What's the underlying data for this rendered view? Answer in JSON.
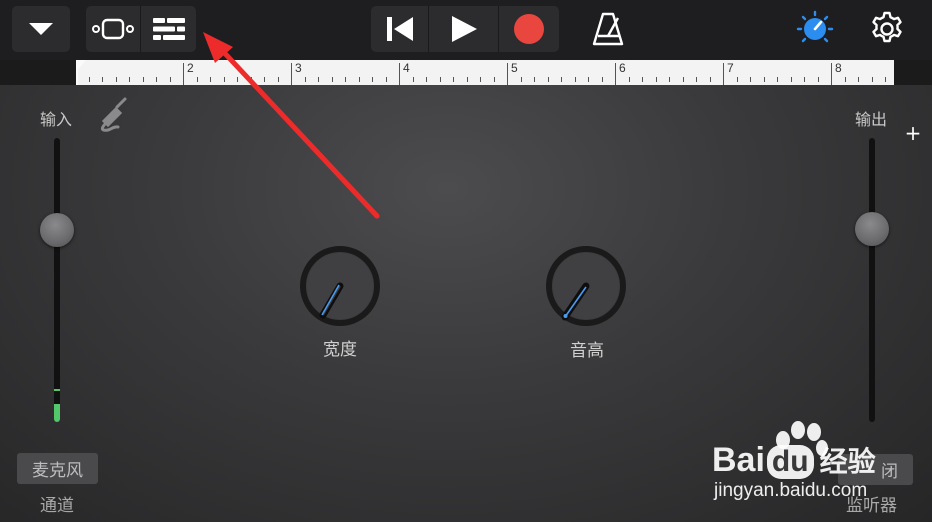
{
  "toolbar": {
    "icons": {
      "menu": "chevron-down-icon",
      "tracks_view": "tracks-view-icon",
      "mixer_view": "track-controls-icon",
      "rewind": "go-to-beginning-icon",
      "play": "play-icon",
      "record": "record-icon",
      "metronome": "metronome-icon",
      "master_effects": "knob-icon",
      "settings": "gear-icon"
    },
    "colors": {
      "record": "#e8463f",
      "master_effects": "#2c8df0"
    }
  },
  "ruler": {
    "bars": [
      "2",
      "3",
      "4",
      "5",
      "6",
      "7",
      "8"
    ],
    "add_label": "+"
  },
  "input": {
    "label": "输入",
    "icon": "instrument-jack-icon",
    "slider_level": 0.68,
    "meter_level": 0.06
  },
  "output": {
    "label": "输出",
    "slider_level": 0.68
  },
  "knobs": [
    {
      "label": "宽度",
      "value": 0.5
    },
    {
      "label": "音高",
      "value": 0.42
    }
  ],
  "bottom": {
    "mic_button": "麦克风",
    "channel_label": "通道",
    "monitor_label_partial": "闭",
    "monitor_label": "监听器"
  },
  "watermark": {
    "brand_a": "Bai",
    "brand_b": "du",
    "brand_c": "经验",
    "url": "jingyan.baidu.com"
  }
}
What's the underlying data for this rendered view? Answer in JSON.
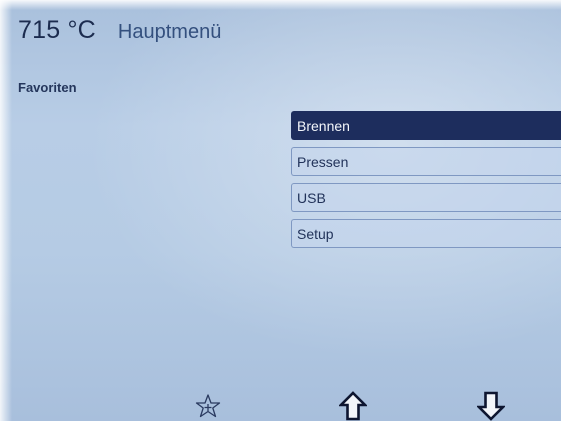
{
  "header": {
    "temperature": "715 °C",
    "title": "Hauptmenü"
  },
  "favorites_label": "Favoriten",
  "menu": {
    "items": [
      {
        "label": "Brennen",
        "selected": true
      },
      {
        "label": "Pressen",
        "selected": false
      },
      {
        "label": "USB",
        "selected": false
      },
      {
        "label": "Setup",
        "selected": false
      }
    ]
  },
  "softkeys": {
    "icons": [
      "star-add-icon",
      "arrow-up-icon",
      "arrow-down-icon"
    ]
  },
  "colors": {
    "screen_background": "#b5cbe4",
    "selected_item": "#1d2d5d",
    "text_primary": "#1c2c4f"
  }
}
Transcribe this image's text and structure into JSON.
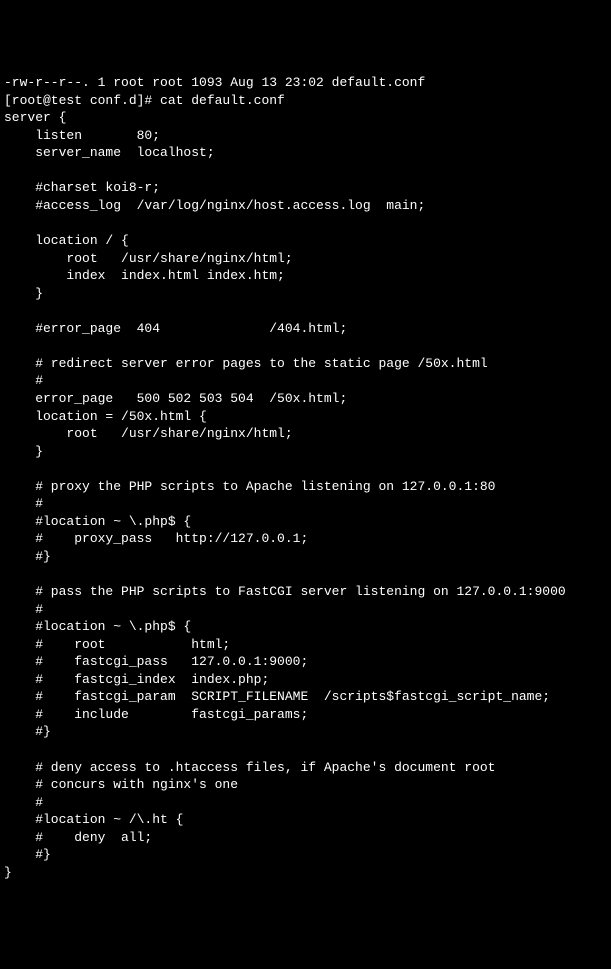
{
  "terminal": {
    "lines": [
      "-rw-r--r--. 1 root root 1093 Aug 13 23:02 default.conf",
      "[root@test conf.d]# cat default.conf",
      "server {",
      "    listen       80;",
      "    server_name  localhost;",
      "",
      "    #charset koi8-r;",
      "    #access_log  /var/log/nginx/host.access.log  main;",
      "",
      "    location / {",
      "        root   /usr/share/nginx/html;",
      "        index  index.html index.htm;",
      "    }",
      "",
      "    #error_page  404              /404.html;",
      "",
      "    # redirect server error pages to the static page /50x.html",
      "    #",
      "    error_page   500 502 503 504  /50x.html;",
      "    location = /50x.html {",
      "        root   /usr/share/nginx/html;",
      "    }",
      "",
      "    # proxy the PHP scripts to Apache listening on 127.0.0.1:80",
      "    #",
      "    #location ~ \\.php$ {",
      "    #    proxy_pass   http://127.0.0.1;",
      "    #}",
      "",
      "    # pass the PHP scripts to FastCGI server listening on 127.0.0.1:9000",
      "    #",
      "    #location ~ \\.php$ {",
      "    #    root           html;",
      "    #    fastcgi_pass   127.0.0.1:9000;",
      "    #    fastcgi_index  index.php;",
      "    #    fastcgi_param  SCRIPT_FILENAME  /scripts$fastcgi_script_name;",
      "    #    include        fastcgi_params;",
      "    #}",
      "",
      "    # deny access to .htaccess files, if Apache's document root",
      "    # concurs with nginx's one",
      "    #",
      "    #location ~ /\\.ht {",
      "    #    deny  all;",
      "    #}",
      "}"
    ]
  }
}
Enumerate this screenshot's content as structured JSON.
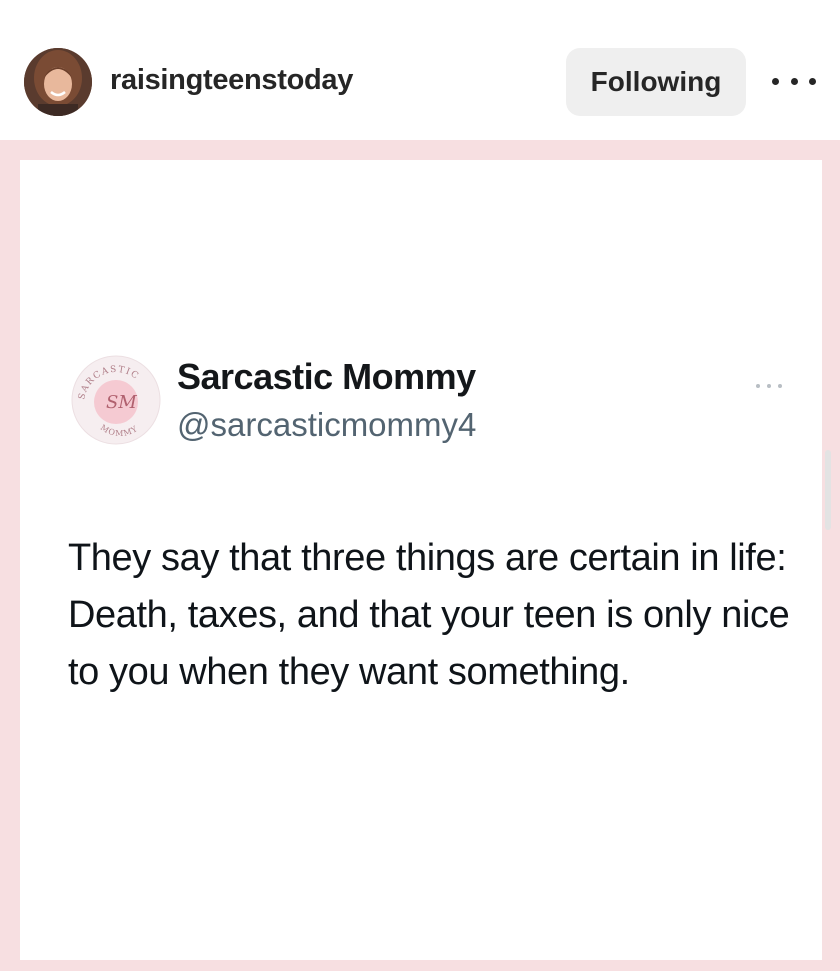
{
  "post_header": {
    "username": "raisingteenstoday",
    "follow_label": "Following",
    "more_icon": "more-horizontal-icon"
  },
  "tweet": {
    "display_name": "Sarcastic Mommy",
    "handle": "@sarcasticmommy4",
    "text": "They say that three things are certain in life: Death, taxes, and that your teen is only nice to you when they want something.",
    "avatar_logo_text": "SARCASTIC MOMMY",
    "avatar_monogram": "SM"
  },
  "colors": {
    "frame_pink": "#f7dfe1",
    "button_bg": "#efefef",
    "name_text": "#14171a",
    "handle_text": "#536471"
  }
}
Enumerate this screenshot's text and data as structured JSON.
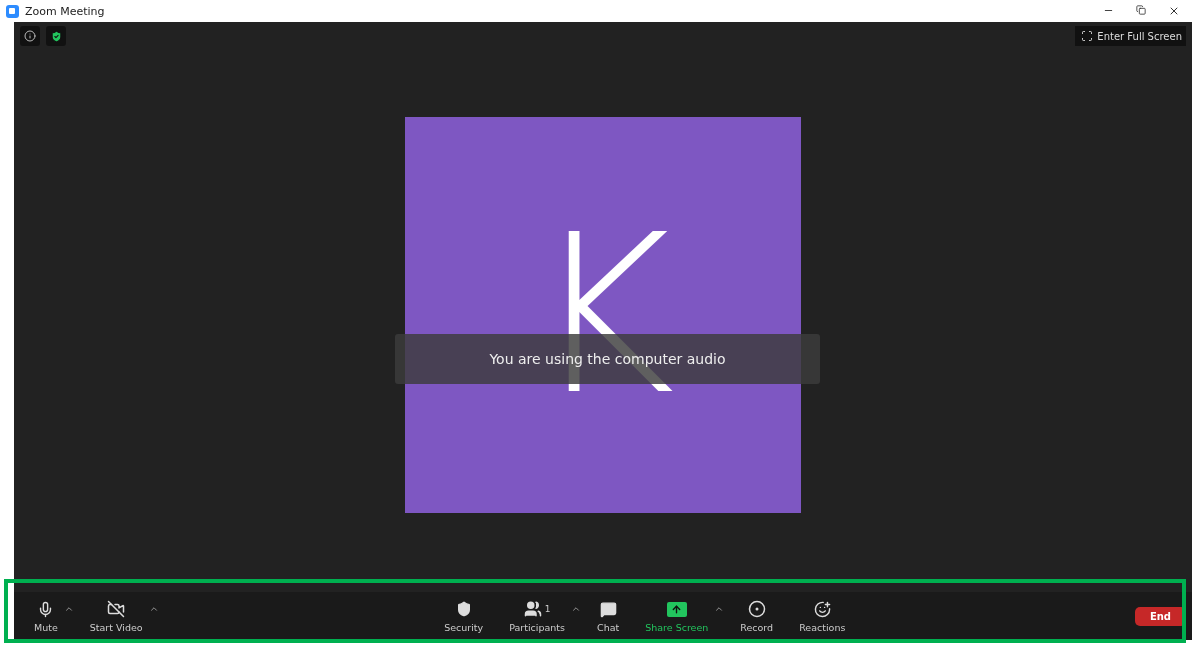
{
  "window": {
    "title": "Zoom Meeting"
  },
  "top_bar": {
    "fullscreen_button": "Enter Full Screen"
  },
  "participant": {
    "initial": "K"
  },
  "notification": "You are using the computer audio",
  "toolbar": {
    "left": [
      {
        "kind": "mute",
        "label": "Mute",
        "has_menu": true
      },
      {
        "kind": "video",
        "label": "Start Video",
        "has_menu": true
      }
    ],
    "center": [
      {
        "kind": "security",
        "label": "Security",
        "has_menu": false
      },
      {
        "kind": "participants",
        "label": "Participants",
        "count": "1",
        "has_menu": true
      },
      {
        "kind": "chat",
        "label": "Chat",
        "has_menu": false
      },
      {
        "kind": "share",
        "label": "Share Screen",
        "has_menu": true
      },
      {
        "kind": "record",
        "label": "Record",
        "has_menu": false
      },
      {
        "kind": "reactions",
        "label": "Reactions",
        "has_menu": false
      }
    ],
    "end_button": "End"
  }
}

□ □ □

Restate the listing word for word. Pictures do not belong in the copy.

What's the underlying data for this rendered view? Answer in JSON.
{
  "toolbar": {
    "icons": {
      "menu": "chevron-down-icon",
      "tracks_view": "tracks-view-icon",
      "mixer_view": "track-controls-icon",
      "rewind": "go-to-beginning-icon",
      "play": "play-icon",
      "record": "record-icon",
      "metronome": "metronome-icon",
      "master_effects": "knob-icon",
      "settings": "gear-icon"
    },
    "colors": {
      "record": "#e8463f",
      "master_effects": "#2c8df0"
    }
  },
  "ruler": {
    "bars": [
      "2",
      "3",
      "4",
      "5",
      "6",
      "7",
      "8"
    ],
    "add_label": "+"
  },
  "input": {
    "label": "输入",
    "icon": "instrument-jack-icon",
    "slider_level": 0.68,
    "meter_level": 0.06
  },
  "output": {
    "label": "输出",
    "slider_level": 0.68
  },
  "knobs": [
    {
      "label": "宽度",
      "value": 0.5
    },
    {
      "label": "音高",
      "value": 0.42
    }
  ],
  "bottom": {
    "mic_button": "麦克风",
    "channel_label": "通道",
    "monitor_label_partial": "闭",
    "monitor_label": "监听器"
  },
  "watermark": {
    "brand_a": "Bai",
    "brand_b": "du",
    "brand_c": "经验",
    "url": "jingyan.baidu.com"
  }
}
What's the underlying data for this rendered view? Answer in JSON.
{
  "header": {
    "temperature": "715 °C",
    "title": "Hauptmenü"
  },
  "favorites_label": "Favoriten",
  "menu": {
    "items": [
      {
        "label": "Brennen",
        "selected": true
      },
      {
        "label": "Pressen",
        "selected": false
      },
      {
        "label": "USB",
        "selected": false
      },
      {
        "label": "Setup",
        "selected": false
      }
    ]
  },
  "softkeys": {
    "icons": [
      "star-add-icon",
      "arrow-up-icon",
      "arrow-down-icon"
    ]
  },
  "colors": {
    "screen_background": "#b5cbe4",
    "selected_item": "#1d2d5d",
    "text_primary": "#1c2c4f"
  }
}
Transcribe this image's text and structure into JSON.
{
  "terminal": {
    "lines": [
      "-rw-r--r--. 1 root root 1093 Aug 13 23:02 default.conf",
      "[root@test conf.d]# cat default.conf",
      "server {",
      "    listen       80;",
      "    server_name  localhost;",
      "",
      "    #charset koi8-r;",
      "    #access_log  /var/log/nginx/host.access.log  main;",
      "",
      "    location / {",
      "        root   /usr/share/nginx/html;",
      "        index  index.html index.htm;",
      "    }",
      "",
      "    #error_page  404              /404.html;",
      "",
      "    # redirect server error pages to the static page /50x.html",
      "    #",
      "    error_page   500 502 503 504  /50x.html;",
      "    location = /50x.html {",
      "        root   /usr/share/nginx/html;",
      "    }",
      "",
      "    # proxy the PHP scripts to Apache listening on 127.0.0.1:80",
      "    #",
      "    #location ~ \\.php$ {",
      "    #    proxy_pass   http://127.0.0.1;",
      "    #}",
      "",
      "    # pass the PHP scripts to FastCGI server listening on 127.0.0.1:9000",
      "    #",
      "    #location ~ \\.php$ {",
      "    #    root           html;",
      "    #    fastcgi_pass   127.0.0.1:9000;",
      "    #    fastcgi_index  index.php;",
      "    #    fastcgi_param  SCRIPT_FILENAME  /scripts$fastcgi_script_name;",
      "    #    include        fastcgi_params;",
      "    #}",
      "",
      "    # deny access to .htaccess files, if Apache's document root",
      "    # concurs with nginx's one",
      "    #",
      "    #location ~ /\\.ht {",
      "    #    deny  all;",
      "    #}",
      "}"
    ]
  }
}
Enumerate this screenshot's content as structured JSON.
{
  "post_header": {
    "username": "raisingteenstoday",
    "follow_label": "Following",
    "more_icon": "more-horizontal-icon"
  },
  "tweet": {
    "display_name": "Sarcastic Mommy",
    "handle": "@sarcasticmommy4",
    "text": "They say that three things are certain in life: Death, taxes, and that your teen is only nice to you when they want something.",
    "avatar_logo_text": "SARCASTIC MOMMY",
    "avatar_monogram": "SM"
  },
  "colors": {
    "frame_pink": "#f7dfe1",
    "button_bg": "#efefef",
    "name_text": "#14171a",
    "handle_text": "#536471"
  }
}
Enumerate this screenshot's text and data as structured JSON.
{
  "window": {
    "title": "Zoom Meeting"
  },
  "top_bar": {
    "fullscreen_button": "Enter Full Screen"
  },
  "participant": {
    "initial": "K"
  },
  "notification": "You are using the computer audio",
  "toolbar": {
    "left": [
      {
        "kind": "mute",
        "label": "Mute",
        "has_menu": true
      },
      {
        "kind": "video",
        "label": "Start Video",
        "has_menu": true
      }
    ],
    "center": [
      {
        "kind": "security",
        "label": "Security",
        "has_menu": false
      },
      {
        "kind": "participants",
        "label": "Participants",
        "count": "1",
        "has_menu": true
      },
      {
        "kind": "chat",
        "label": "Chat",
        "has_menu": false
      },
      {
        "kind": "share",
        "label": "Share Screen",
        "has_menu": true
      },
      {
        "kind": "record",
        "label": "Record",
        "has_menu": false
      },
      {
        "kind": "reactions",
        "label": "Reactions",
        "has_menu": false
      }
    ],
    "end_button": "End"
  }
}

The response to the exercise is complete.